      This report reflects the Irish contribution to a 3-year EU-funded research project, SUPPLIERS, which was concerned with the development, innovation, competitiveness and sustainability of food SMEs in lagging rural regions(LRRs) of the EU and Poland. It summarises the results of the research conducted in Ireland, evaluates these findings and makes recommendations to benefit food SMEs located in Ireland’s LRRs. Two regions were selected for study in Ireland. These were the West, comprising counties Galway, Mayo and Roscommon, and the Northwest, comprising counties Donegal, Sligo and Leitrim. Both are classified as Objective 1 regions reflecting their predominantly rural character, economic disadvantage and relative remoteness from urban centres. Three food products were selected for detailed study in each region. Products selected in the West were mushrooms, farmed salmon and speciality foods and, in the Northwest, organic produce, farmed shellfish and prepared consumer foods. This product range encompassed a range of chains from local to international, integrated to fragmented, direct to indirect, providing a basis for comparison and evaluation of different chain structures. This summary report concentrates on the results of four surveys carried out over the course of the study. Producers, intermediaries, commercial customers and support institutions were surveyed.

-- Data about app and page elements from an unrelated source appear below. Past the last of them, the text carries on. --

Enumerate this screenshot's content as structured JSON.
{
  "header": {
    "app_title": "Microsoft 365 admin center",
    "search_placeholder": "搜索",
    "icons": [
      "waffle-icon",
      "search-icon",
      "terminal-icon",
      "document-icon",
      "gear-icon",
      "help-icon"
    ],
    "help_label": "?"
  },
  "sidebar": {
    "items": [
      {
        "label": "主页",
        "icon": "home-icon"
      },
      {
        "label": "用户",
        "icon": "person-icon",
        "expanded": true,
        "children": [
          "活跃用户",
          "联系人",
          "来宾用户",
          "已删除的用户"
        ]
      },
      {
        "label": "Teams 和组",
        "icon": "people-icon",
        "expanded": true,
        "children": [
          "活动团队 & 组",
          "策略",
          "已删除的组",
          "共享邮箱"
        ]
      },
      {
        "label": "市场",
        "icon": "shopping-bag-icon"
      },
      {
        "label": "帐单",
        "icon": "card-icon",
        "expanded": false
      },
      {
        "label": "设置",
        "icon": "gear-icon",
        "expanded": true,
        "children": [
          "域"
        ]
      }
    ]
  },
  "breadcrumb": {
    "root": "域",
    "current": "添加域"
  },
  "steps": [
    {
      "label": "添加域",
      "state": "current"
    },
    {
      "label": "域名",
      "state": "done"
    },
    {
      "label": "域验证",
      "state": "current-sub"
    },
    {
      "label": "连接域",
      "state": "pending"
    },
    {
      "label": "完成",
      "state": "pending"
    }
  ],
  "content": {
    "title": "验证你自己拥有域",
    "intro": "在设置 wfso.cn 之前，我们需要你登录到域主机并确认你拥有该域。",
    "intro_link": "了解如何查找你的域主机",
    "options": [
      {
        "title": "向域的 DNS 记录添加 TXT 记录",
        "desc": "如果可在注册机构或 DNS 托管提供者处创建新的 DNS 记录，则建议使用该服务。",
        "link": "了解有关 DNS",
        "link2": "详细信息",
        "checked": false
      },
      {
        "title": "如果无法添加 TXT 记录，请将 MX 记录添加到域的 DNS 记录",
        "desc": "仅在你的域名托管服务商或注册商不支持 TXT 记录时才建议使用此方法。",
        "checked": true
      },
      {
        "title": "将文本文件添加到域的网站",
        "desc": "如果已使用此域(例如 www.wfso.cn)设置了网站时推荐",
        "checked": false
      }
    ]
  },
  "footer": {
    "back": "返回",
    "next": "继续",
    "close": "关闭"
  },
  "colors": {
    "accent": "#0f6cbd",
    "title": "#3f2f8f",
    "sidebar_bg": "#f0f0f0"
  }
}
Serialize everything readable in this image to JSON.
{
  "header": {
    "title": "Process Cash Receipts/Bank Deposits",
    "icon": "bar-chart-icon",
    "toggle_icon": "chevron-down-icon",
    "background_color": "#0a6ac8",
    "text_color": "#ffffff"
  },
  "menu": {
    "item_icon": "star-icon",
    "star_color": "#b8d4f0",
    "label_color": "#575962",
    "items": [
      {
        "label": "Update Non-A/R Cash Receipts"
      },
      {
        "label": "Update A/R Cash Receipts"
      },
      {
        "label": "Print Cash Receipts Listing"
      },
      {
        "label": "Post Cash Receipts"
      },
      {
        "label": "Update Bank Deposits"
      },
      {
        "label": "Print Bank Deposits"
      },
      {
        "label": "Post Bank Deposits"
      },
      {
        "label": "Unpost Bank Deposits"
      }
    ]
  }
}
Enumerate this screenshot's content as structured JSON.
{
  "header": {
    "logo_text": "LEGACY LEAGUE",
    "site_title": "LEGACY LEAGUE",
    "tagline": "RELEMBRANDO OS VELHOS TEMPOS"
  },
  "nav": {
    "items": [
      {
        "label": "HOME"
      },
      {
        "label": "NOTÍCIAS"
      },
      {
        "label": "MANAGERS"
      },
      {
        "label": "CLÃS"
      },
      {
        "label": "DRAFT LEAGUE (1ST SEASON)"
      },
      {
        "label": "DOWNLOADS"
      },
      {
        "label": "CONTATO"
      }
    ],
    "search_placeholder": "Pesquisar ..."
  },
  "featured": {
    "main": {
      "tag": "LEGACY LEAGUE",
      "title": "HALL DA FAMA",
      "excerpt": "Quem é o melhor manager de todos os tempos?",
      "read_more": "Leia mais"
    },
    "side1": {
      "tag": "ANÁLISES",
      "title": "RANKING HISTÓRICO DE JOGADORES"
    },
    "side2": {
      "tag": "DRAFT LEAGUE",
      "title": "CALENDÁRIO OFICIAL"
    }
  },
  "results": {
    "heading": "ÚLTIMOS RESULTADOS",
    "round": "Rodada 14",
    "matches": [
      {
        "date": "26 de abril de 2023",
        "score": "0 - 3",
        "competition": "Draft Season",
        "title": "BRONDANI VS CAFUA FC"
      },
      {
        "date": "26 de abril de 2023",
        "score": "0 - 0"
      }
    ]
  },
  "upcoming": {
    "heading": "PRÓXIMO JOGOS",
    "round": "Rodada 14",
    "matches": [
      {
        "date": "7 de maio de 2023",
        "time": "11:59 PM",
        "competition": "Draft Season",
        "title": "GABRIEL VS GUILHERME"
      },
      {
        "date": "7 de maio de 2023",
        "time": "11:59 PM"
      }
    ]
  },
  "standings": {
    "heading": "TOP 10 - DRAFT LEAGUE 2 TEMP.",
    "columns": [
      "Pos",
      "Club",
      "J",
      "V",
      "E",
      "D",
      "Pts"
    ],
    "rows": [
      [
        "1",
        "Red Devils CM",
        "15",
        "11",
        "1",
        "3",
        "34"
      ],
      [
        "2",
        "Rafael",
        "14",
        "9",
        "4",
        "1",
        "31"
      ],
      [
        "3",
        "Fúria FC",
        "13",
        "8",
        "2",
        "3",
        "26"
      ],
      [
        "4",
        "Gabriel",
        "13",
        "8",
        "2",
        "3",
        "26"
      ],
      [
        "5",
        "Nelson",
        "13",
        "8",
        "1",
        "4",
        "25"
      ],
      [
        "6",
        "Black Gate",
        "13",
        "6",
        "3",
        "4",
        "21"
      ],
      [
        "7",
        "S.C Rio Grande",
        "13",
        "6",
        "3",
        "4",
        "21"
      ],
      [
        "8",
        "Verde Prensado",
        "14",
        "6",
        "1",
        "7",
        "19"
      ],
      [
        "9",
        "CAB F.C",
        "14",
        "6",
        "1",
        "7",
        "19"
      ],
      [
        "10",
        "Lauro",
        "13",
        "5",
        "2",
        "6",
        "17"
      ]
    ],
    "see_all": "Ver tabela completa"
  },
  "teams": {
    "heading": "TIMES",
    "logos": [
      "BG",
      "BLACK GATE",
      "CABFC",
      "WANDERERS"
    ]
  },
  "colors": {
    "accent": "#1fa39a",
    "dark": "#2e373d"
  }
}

    • WEMAC Project

      Donnellan, Trevor; Hanrahan, Kevin; European Commission (Teagasc, 01/01/2009)
      The WEMAC (World Econometric Model of Agricultural Crops) model is a model which has its origins at the French Research Institute INRA. Over the period 2006 to 2009 INRA, Teagasc and other partners worked on further developing the model as part of an EU Framework Project. This report details some of the project main results.